But perhaps the most serious challenges for the global Internet can be created by the positions of individual states seeking to fully control their web traffic. The examples are easy to find. Back in 2019, the FSB said that OneWeb poses a threat to Russia’s national security (and this is despite the fact that Russian companies are actively involved in the creation of OneWeb satellites, and their launch into orbit is carried out using Russian missiles). And in the autumn of 2021 it became known that the country’s authorities have begun to prepare a law that provides for very significant fines on both legal entities and individuals for using satellite Internet.
At the same time it is necessary to understand that it is a question of a ban of the satellite Internet, instead of jamming of signals from orbit. Of course, this is possible in a certain area, but it is hardly possible on the scale of one ninth of the body of land. It is much easier for the authorities to ban the sale and operation of receivers, which will automatically block all legal work of corresponding companies in Russia.
Yes, if necessary, both Starlink and OneWeb can do without the Russian market. But it is very likely that similar problems will arise in other countries as well. Much will depend on China’s position. To get opportunity to operate in the huge Chinese market, Starlink and OneWeb will probably have to join the “Great Chinese Firewall”.
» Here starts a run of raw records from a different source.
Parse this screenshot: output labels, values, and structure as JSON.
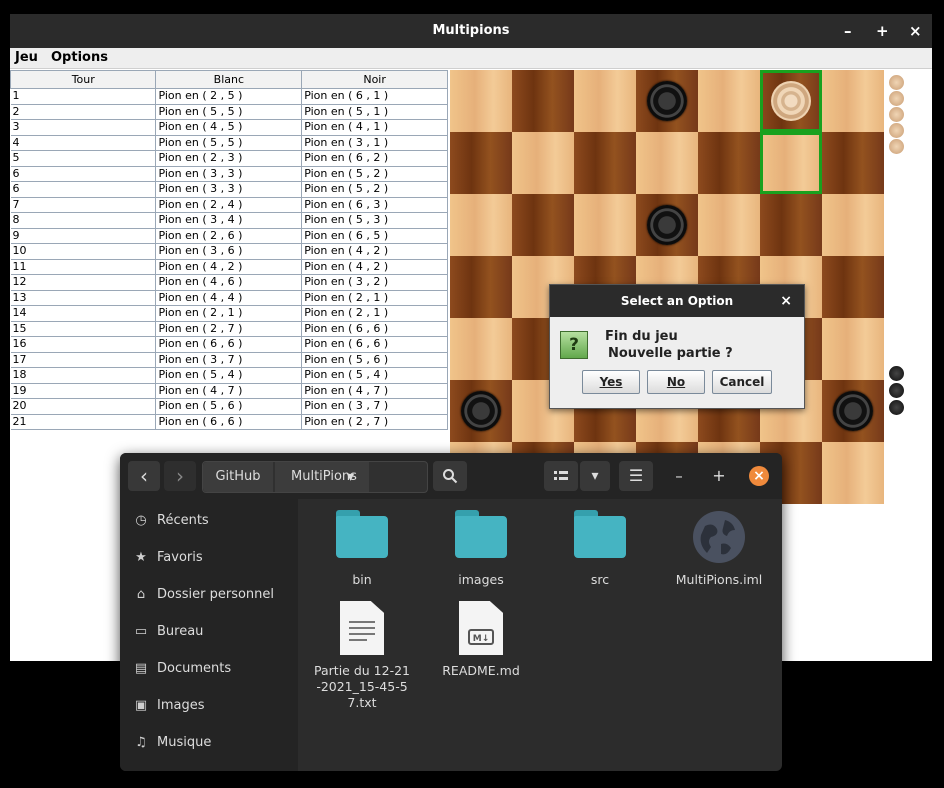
{
  "window": {
    "title": "Multipions",
    "minimize": "–",
    "maximize": "+",
    "close": "×"
  },
  "menu": {
    "jeu": "Jeu",
    "options": "Options"
  },
  "table": {
    "headers": [
      "Tour",
      "Blanc",
      "Noir"
    ],
    "rows": [
      [
        "1",
        "Pion en ( 2 , 5 )",
        "Pion en ( 6 , 1 )"
      ],
      [
        "2",
        "Pion en ( 5 , 5 )",
        "Pion en ( 5 , 1 )"
      ],
      [
        "3",
        "Pion en ( 4 , 5 )",
        "Pion en ( 4 , 1 )"
      ],
      [
        "4",
        "Pion en ( 5 , 5 )",
        "Pion en ( 3 , 1 )"
      ],
      [
        "5",
        "Pion en ( 2 , 3 )",
        "Pion en ( 6 , 2 )"
      ],
      [
        "6",
        "Pion en ( 3 , 3 )",
        "Pion en ( 5 , 2 )"
      ],
      [
        "6",
        "Pion en ( 3 , 3 )",
        "Pion en ( 5 , 2 )"
      ],
      [
        "7",
        "Pion en ( 2 , 4 )",
        "Pion en ( 6 , 3 )"
      ],
      [
        "8",
        "Pion en ( 3 , 4 )",
        "Pion en ( 5 , 3 )"
      ],
      [
        "9",
        "Pion en ( 2 , 6 )",
        "Pion en ( 6 , 5 )"
      ],
      [
        "10",
        "Pion en ( 3 , 6 )",
        "Pion en ( 4 , 2 )"
      ],
      [
        "11",
        "Pion en ( 4 , 2 )",
        "Pion en ( 4 , 2 )"
      ],
      [
        "12",
        "Pion en ( 4 , 6 )",
        "Pion en ( 3 , 2 )"
      ],
      [
        "13",
        "Pion en ( 4 , 4 )",
        "Pion en ( 2 , 1 )"
      ],
      [
        "14",
        "Pion en ( 2 , 1 )",
        "Pion en ( 2 , 1 )"
      ],
      [
        "15",
        "Pion en ( 2 , 7 )",
        "Pion en ( 6 , 6 )"
      ],
      [
        "16",
        "Pion en ( 6 , 6 )",
        "Pion en ( 6 , 6 )"
      ],
      [
        "17",
        "Pion en ( 3 , 7 )",
        "Pion en ( 5 , 6 )"
      ],
      [
        "18",
        "Pion en ( 5 , 4 )",
        "Pion en ( 5 , 4 )"
      ],
      [
        "19",
        "Pion en ( 4 , 7 )",
        "Pion en ( 4 , 7 )"
      ],
      [
        "20",
        "Pion en ( 5 , 6 )",
        "Pion en ( 3 , 7 )"
      ],
      [
        "21",
        "Pion en ( 6 , 6 )",
        "Pion en ( 2 , 7 )"
      ]
    ]
  },
  "board": {
    "colors": {
      "light": "#f0c48a",
      "dark": "#7a3c14",
      "highlight": "#19a11e"
    },
    "pieces": [
      {
        "color": "black",
        "row": 0,
        "col": 3
      },
      {
        "color": "white",
        "row": 0,
        "col": 5
      },
      {
        "color": "black",
        "row": 2,
        "col": 3
      },
      {
        "color": "black",
        "row": 5,
        "col": 0
      },
      {
        "color": "black",
        "row": 5,
        "col": 6
      }
    ],
    "highlighted": [
      {
        "row": 0,
        "col": 5
      },
      {
        "row": 1,
        "col": 5
      }
    ],
    "captured_white": 5,
    "captured_black": 3
  },
  "dialog": {
    "title": "Select an Option",
    "close": "×",
    "icon": "?",
    "message_line1": "Fin du jeu",
    "message_line2": "Nouvelle partie ?",
    "yes": "Yes",
    "no": "No",
    "cancel": "Cancel"
  },
  "file_manager": {
    "back": "‹",
    "forward": "›",
    "path": [
      "GitHub",
      "MultiPions"
    ],
    "path_dropdown": "▾",
    "search_icon": "search-icon",
    "view_toggle": "▾",
    "menu": "☰",
    "min": "–",
    "max": "+",
    "close": "×",
    "sidebar": [
      {
        "icon": "◷",
        "label": "Récents"
      },
      {
        "icon": "★",
        "label": "Favoris"
      },
      {
        "icon": "⌂",
        "label": "Dossier personnel"
      },
      {
        "icon": "▭",
        "label": "Bureau"
      },
      {
        "icon": "▤",
        "label": "Documents"
      },
      {
        "icon": "▣",
        "label": "Images"
      },
      {
        "icon": "♫",
        "label": "Musique"
      }
    ],
    "files": [
      {
        "type": "folder",
        "name": "bin"
      },
      {
        "type": "folder",
        "name": "images"
      },
      {
        "type": "folder",
        "name": "src"
      },
      {
        "type": "globe",
        "name": "MultiPions.iml"
      },
      {
        "type": "text",
        "name": "Partie du 12-21-2021_15-45-57.txt"
      },
      {
        "type": "md",
        "name": "README.md"
      }
    ],
    "accent": "#f08a3c"
  }
}
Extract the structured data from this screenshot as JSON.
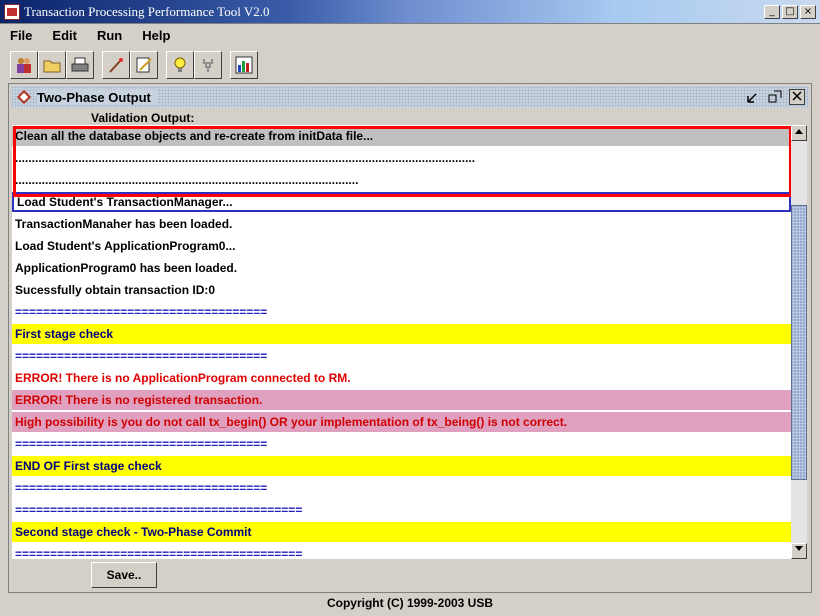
{
  "window": {
    "title": "Transaction Processing Performance Tool V2.0",
    "controls": {
      "minimize": "_",
      "maximize": "□",
      "close": "×"
    }
  },
  "menu": [
    "File",
    "Edit",
    "Run",
    "Help"
  ],
  "toolbar": {
    "icons": [
      "people-icon",
      "open-folder-icon",
      "print-icon",
      "wand-icon",
      "edit-icon",
      "lightbulb-icon",
      "plug-icon",
      "chart-icon"
    ]
  },
  "panel": {
    "title": "Two-Phase Output",
    "label": "Validation Output:",
    "save_label": "Save.."
  },
  "output_lines": [
    {
      "text": "Clean all the database objects and re-create from initData file...",
      "style": "gray"
    },
    {
      "text": "..........................................................................................................................................",
      "style": "normal"
    },
    {
      "text": ".......................................................................................................",
      "style": "normal"
    },
    {
      "text": "Load Student's TransactionManager...",
      "style": "selected"
    },
    {
      "text": "TransactionManaher has been loaded.",
      "style": "normal"
    },
    {
      "text": "Load Student's ApplicationProgram0...",
      "style": "normal"
    },
    {
      "text": "ApplicationProgram0 has been loaded.",
      "style": "normal"
    },
    {
      "text": "Sucessfully obtain transaction ID:0",
      "style": "normal"
    },
    {
      "text": "====================================",
      "style": "sep"
    },
    {
      "text": "First stage check",
      "style": "yellow"
    },
    {
      "text": "====================================",
      "style": "sep"
    },
    {
      "text": "ERROR! There is no ApplicationProgram connected to RM.",
      "style": "red"
    },
    {
      "text": "ERROR! There is no registered transaction.",
      "style": "pink"
    },
    {
      "text": "High possibility is you do not call tx_begin() OR your implementation of tx_being() is not correct.",
      "style": "pink"
    },
    {
      "text": "====================================",
      "style": "sep"
    },
    {
      "text": "END OF First stage check",
      "style": "yellow"
    },
    {
      "text": "====================================",
      "style": "sep"
    },
    {
      "text": "=========================================",
      "style": "sep"
    },
    {
      "text": "Second stage check - Two-Phase Commit",
      "style": "yellow"
    },
    {
      "text": "=========================================",
      "style": "sep"
    }
  ],
  "footer": {
    "copyright": "Copyright (C) 1999-2003 USB"
  }
}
But it is much more likely that China will decide to act more radically deploying its own satellite Internet system to ensure full self-sufficiency — as it has already been done by creating a Beidou navigation system. This year, representatives of China have publicly announced plans to launch their own constellation of Internet satellites. Earlier, the Russian government has stated its readiness to join such a system to get a “safe” alternative to Starlink and OneWeb.
Unfortunately, in today’s world, the issue of affordable internet has not only an economic but also a very prominent political component. And as long as this is the case, it cannot be ruled out that we will end up in a rather sad situation where the Earth’s orbit will be filled with satellites of many global Internet systems that can operate exclusively within certain national boundaries. Although it is impossible to see state borders from orbit, unfortunately, this does not prevent people from using space to strengthen them.